It's often thought that lawyers are a service, like doctors, and will take any case presented to them, regardless of subject (within their area of expertise).
This is true of neither lawyers nor doctors. In general, neither is under any obligation to accept any client (subject to their employment contract and, for a doctor, an obligation to render first-aid).
That said, most lawyers are not litigators and never go near a court room.
Are there also communities of lawyers who have a specific motivation to influence law or establish precedent? By that I mean lawyers who only accept cases (or even those who aren't accepting cases at all and instead seeking them out on their own) on the merit of being able to argue for a ruling that would either question an existing law, force a ruling (and precedent) on an existing issue, or cause a previous law or ruling to have different guidance established
For example, the ACLU actively seeks these sorts of cases. Similarly, government lawyers will launch or defend cases if they want a precedent set - it’s a fair bet that government lawyers in US states with ostensibly illegal abortion laws will actively be seeking prosecutions which will end up in the Supreme Court.
Of course, lawyers are disproportionately represented among politicians and their staff who’s reason for existence is to influence laws.
Notwithstanding, all lawyers have an ethical obligation to the best interests of their client and to the integrity of the legal system.
Are there conventions or discussion areas so that a layperson can learn what types of issues are important to the legal community?
Or does their bar accreditation require them to provide some sort of access requirement by the public?

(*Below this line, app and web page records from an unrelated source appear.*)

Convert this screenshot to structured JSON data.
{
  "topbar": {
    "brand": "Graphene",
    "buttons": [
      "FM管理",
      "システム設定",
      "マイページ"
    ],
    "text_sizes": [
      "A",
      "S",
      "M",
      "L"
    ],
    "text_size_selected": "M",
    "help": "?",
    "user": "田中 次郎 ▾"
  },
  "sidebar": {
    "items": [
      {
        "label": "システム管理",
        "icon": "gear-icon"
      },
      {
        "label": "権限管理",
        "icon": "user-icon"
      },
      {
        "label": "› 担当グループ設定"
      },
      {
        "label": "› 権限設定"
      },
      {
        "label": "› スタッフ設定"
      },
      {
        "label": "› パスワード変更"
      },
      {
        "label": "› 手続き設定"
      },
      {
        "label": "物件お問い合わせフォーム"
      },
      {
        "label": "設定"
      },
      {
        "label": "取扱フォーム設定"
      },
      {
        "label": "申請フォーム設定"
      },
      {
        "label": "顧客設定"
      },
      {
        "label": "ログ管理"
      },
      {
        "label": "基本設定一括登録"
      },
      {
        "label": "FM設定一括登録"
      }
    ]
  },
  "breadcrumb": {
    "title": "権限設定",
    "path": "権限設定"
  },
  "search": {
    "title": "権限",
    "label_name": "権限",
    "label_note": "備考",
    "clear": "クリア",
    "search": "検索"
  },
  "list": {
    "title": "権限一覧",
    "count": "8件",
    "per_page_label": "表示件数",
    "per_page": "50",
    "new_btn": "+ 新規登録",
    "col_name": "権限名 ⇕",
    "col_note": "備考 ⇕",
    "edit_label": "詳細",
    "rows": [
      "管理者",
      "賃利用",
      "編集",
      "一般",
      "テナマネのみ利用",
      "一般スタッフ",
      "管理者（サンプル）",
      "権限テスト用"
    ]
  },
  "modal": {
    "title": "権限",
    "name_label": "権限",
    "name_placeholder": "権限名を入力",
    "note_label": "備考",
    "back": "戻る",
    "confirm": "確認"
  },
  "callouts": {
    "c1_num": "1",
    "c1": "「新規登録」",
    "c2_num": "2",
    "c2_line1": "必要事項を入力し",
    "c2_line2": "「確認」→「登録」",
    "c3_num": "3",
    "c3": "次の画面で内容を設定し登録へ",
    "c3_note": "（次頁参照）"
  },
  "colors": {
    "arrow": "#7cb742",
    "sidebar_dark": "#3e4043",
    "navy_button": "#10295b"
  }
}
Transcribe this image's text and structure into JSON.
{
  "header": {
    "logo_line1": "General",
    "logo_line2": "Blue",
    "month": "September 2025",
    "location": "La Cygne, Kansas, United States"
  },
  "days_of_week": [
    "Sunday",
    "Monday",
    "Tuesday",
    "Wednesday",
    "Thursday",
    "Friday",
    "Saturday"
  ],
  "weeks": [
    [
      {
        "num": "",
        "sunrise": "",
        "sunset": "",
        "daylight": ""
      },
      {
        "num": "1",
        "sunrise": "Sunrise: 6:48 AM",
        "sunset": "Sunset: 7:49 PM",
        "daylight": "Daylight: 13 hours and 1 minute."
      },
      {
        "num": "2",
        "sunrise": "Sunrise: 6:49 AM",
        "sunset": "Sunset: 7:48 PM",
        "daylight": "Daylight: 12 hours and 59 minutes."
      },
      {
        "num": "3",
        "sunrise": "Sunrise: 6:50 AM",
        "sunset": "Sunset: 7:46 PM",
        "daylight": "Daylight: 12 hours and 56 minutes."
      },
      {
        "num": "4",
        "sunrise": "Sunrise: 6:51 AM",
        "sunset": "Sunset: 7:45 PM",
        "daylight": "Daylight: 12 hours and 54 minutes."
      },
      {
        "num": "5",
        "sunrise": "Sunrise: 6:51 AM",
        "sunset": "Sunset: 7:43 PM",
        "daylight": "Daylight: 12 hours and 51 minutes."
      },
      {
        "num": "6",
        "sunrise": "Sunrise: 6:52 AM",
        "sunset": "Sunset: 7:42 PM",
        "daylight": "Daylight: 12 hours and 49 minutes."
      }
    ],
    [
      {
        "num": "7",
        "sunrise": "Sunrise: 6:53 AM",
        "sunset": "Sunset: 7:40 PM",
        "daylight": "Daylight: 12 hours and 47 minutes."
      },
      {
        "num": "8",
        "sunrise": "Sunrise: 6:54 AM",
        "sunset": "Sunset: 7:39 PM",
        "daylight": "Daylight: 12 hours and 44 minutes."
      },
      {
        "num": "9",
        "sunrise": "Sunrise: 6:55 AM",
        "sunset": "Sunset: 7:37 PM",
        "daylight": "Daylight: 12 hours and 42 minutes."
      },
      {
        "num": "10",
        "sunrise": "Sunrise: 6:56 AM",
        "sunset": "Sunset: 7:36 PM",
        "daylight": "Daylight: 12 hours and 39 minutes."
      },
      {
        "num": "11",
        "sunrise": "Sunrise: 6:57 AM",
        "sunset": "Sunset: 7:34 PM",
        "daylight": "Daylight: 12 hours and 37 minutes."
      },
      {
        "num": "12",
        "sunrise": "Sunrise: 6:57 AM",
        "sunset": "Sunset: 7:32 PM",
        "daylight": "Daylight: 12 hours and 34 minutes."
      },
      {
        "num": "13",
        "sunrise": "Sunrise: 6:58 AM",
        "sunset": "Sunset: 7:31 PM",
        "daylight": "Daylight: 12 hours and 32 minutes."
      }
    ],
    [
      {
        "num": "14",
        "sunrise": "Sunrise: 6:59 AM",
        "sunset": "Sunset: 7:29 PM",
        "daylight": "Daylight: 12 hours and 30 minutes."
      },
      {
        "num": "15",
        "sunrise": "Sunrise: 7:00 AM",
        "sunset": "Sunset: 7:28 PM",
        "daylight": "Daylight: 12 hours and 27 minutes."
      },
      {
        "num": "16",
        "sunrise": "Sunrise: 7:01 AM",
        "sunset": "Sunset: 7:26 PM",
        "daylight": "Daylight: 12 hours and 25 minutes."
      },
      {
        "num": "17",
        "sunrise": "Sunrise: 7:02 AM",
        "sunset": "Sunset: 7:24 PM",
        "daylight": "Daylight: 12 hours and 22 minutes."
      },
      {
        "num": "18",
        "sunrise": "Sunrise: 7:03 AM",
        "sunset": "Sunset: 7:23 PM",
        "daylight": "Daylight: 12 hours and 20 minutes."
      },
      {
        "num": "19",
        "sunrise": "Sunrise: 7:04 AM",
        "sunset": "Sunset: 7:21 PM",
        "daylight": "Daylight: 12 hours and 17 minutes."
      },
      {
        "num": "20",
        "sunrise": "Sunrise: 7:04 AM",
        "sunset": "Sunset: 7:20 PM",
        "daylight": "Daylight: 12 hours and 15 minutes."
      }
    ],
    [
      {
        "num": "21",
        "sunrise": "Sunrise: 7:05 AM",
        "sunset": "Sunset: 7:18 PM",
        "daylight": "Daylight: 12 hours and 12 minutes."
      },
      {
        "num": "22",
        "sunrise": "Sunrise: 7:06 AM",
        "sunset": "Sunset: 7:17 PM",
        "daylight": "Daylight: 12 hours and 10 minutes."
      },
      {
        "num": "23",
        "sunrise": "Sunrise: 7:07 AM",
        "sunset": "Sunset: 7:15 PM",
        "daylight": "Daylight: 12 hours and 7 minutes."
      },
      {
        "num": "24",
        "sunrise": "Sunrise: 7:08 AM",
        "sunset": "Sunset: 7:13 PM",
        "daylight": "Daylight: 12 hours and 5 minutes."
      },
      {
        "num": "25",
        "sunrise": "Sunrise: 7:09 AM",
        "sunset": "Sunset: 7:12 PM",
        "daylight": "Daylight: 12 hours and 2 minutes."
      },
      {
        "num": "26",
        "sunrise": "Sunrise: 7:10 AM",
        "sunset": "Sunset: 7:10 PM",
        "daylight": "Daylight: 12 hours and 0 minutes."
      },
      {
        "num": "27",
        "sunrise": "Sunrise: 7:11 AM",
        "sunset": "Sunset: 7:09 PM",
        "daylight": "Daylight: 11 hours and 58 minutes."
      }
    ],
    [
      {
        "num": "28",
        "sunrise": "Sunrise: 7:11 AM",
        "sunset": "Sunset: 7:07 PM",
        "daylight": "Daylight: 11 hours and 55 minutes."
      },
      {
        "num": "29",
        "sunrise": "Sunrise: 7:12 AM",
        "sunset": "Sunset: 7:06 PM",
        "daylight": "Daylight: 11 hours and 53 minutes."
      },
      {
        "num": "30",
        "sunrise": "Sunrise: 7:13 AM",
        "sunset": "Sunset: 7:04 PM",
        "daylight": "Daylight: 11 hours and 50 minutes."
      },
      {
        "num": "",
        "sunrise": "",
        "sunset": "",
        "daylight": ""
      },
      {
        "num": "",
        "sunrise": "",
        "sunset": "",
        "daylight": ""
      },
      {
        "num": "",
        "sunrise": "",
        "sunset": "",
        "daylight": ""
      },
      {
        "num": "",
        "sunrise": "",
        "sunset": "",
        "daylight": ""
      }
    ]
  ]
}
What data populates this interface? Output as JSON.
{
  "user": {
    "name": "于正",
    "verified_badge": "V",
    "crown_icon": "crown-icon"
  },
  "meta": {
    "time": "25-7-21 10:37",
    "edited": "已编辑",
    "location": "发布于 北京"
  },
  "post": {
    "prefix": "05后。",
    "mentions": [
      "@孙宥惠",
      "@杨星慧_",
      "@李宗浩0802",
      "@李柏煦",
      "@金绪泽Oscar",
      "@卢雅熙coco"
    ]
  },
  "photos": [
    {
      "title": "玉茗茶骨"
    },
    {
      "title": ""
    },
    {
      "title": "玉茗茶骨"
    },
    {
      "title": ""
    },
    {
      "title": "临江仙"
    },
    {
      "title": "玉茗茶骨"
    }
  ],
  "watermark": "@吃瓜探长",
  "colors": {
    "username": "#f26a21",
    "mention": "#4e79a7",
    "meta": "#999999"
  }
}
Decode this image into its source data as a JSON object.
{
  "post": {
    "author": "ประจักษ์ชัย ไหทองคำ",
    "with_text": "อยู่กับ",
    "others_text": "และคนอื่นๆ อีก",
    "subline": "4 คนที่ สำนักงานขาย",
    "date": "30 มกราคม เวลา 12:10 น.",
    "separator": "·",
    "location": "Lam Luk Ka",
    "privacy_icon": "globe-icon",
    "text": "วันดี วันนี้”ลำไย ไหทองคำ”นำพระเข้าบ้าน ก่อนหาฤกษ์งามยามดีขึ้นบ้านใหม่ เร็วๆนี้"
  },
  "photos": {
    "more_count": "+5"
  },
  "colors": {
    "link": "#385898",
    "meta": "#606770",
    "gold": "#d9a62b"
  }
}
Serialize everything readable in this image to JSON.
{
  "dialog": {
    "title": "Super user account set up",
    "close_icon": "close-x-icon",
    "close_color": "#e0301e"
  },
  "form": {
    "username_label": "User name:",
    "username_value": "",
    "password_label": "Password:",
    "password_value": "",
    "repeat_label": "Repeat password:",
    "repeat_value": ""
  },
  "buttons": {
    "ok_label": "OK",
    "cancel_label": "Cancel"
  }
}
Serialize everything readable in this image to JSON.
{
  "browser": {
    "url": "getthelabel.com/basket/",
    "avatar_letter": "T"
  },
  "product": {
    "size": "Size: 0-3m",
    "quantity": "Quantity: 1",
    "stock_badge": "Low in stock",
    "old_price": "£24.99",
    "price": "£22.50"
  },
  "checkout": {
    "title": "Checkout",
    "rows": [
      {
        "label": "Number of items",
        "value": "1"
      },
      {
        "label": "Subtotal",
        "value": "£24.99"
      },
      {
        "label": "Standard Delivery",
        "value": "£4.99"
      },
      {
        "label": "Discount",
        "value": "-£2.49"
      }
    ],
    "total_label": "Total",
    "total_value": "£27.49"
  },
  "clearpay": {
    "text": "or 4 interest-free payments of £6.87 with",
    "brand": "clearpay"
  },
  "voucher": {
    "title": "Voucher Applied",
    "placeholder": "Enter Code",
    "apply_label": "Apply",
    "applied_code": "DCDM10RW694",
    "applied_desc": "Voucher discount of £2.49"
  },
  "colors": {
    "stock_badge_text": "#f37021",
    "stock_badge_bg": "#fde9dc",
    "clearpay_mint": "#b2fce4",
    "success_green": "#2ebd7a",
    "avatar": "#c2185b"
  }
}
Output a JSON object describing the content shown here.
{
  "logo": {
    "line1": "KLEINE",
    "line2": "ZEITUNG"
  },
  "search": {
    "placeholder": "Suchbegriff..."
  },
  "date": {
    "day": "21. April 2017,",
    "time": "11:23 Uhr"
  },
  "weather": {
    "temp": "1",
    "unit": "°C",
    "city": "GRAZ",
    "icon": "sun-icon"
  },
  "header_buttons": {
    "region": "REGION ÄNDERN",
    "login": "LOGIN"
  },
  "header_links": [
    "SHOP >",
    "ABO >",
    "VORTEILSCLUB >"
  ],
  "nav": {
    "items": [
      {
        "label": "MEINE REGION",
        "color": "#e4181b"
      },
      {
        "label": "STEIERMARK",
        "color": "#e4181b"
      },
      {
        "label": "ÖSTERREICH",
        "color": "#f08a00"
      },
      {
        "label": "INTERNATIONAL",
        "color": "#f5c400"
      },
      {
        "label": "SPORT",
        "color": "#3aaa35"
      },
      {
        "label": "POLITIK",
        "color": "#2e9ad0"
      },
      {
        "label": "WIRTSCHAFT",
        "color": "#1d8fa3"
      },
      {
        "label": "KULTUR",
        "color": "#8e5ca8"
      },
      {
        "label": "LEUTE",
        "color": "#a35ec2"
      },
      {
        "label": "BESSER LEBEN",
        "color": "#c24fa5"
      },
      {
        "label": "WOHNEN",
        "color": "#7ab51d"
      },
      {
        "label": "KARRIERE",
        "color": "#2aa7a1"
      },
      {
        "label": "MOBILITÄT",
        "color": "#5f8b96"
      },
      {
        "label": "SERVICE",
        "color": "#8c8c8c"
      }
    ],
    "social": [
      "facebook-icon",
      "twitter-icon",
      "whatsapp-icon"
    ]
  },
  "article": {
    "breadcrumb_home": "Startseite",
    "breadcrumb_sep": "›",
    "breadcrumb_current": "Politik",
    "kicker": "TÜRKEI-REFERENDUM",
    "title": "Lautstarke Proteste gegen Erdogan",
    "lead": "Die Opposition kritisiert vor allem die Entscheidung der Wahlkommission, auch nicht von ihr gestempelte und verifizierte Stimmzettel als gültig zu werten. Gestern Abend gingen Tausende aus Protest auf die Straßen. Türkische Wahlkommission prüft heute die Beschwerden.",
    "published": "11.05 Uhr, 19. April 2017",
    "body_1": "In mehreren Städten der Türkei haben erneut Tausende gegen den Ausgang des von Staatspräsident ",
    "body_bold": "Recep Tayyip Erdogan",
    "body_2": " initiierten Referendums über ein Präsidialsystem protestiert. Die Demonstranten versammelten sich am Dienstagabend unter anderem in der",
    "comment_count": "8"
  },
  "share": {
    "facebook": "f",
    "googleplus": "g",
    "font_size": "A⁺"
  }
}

Most lawyers are employees and do not take commissions directly. Those that operate a legal business can decide which work to take or not take like any other business.